Shared renewable energy installations allow multiple “subscribers” to purchase or lease a part of the output of a renewable energy system. Subscribers receive a portion of the financial returns as a bill credit or direct payment. Shared renewable facilities can be owned by utilities, third parties, or by the customers themselves (Cleveland, 2016). While most shared renewable energy systems are solar projects, referred to as community solar, there are a small number of shared wind projects.
The National Renewable Energy Laboratory (NREL) estimates that around half of households and businesses cannot host a rooftop solar system due to shading, roof suitability, size, or housing ownership (Feldman, 2015). Local ordinances and homeowner association rules can also prohibit installation and increase rooftop solar installation costs (NCSL, 2018).
Low- and moderate- income (LMI) households earn less than 80% of the median income in an area. LMI customers often have low credit scores, preventing them from accessing traditional borrowing mechanisms (Heeter, 2021a). LMI communities are typically not targeted for solar investment, and may be unfamiliar with solar products and their benefits.
Renting creates barriers to solar panel access. Landlords may not allow solar panel installation, and the high upfront cost may not be worth it to those who rent. Renters are also ineligible for the most widely used tax credits because of resident ownership requirements, such as in the Residential Energy Efficiency Property Credit and the Federal Investment Tax Credit.
In 2016, 58% of Black households and 54% of Hispanic households rented, compared to 28% of White households (Cilluffo, 2017).
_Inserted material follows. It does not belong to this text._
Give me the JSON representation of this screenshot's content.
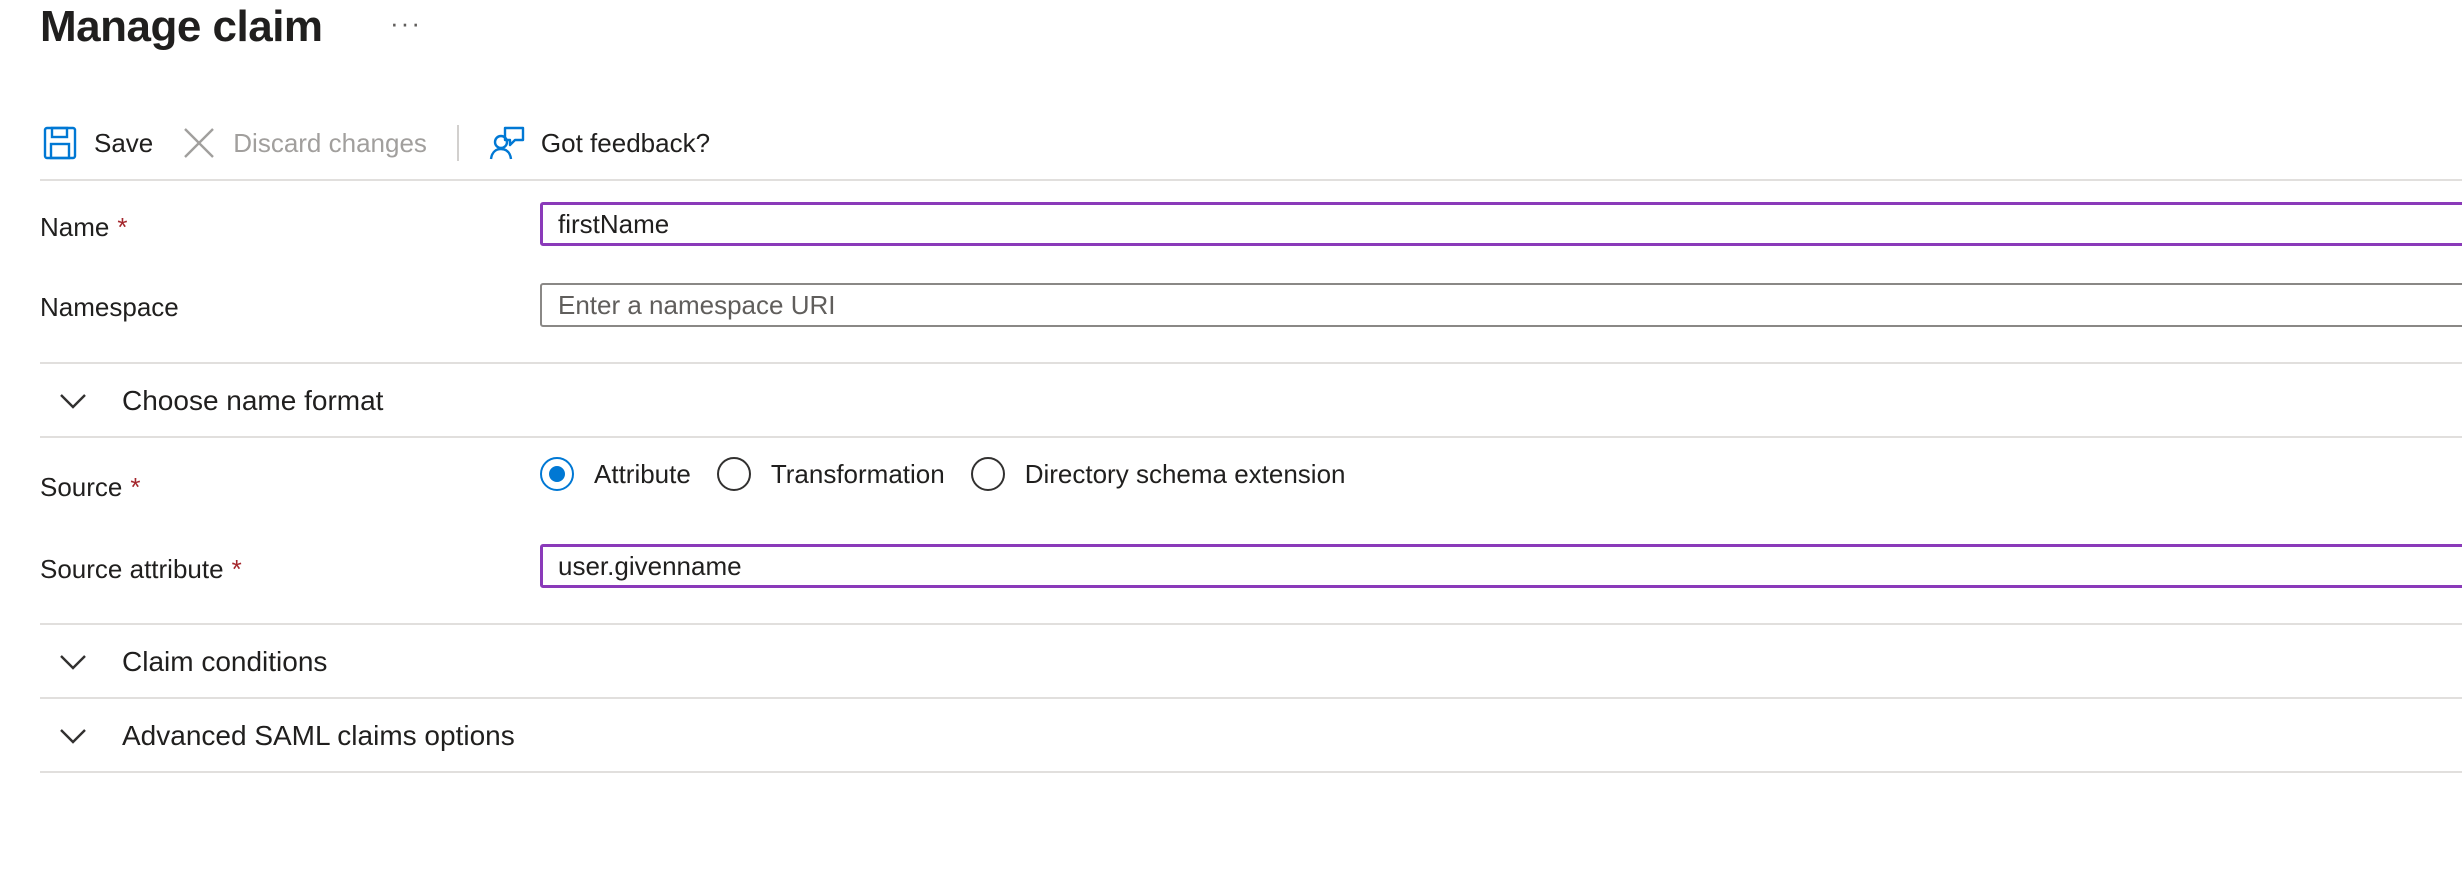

Total community solar capacity in the U.S. more than doubled every year from 2010–2020 (Figure 1) (Heeter, 2021b). By the end of 2021 there were approximately 5,219 megawatts (MW) of community solar capacity distributed across ∼2,000 projects in 40 states and Washington, D.C. (Chan, 2022) A small town uses about 1 MW of electricity, while the largest cities use tens of gigawatts (Gates 2022).
By measuring the difference between subscriber costs and the credits that they receive, NREL assessed if community solar subscribers see a net positive economic benefit.
Community solar projects may improve subscription to solar energy by LMI and minority households by increasing accessibility and mitigating the need for individuals to secure their own financing for rooftop solar systems (Heeter, 2021a). Some barriers may still exist for these households including:
NREL identified four general approaches for equitable solar development (NREL, 2021):
For more information, view their fact sheet.
**This Note has been updated since its original publication. Previous versions are not up-to-date, but can be accessed here: Version 1 (March 2022)